EM: Plenty! I have a new book out called Creativity for Life, which is roughly my fifteenth book in the creativity field and which people seem to like a lot. I also have a third new book out, in addition to Ten Zen Seconds and Creativity for Life, called Everyday You, which is a beautiful coffee table book about maintaining daily mindfulness. I’m working on two books for 2008, one called A Writer’s Space and a second called Creative Recovery, about using your innate creativity to help in recovering from addiction.
And I’m keep up with the many other things I do: my monthly column for Art Calendar Magazine, my regular segment for Art of the Song Creativity Radio, the trainings that I offer in creativity coaching, and my work with individual clients. I am happily busy! But my main focus for the year is on getting the word out about Ten Zen Seconds, because I really believe that it’s something special. So I thank you for having me here today!
JA: Thank you! It has been very interesting and exciting to have you here!
JA: Wow, wasn't that something! Eric Maisel, here! on my blog!
JA: You know something, I'm not going to just leave you all high and dry at the end of such a long post. I'm going to promise you more! Yes, more excitement right here!
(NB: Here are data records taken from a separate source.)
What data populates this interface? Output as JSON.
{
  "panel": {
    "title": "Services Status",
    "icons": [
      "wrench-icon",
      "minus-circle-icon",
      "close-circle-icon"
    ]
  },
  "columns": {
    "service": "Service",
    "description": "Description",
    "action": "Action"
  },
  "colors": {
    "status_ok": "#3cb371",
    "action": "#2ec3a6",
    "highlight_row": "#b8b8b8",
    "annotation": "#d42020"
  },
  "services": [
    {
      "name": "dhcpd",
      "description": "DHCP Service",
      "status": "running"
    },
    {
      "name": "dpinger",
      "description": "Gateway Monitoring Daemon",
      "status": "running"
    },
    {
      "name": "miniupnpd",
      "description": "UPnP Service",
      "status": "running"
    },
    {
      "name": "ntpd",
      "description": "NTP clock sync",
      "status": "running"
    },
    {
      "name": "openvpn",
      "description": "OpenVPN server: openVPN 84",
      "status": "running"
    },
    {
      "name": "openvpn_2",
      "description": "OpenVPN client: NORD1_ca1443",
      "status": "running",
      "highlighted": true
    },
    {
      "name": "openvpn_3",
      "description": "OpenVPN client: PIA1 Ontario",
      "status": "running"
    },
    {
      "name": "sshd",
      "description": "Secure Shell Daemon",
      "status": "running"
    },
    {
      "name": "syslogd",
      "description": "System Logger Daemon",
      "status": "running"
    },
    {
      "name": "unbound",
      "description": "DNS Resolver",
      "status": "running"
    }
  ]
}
I've actually tried out the first incantation "I am completely stopping". It works wonders! I've used it to have a break from my studies which, up until now, seemed to fill my mind all the time. I've also used it for instant relaxation. Again it works instantly and seems to even have a cumulative effect.
I promised you more... I've begun a project to create an artwork in response to each incantation and this is my first one - I am completely stopping... which gives me an idea... see you later!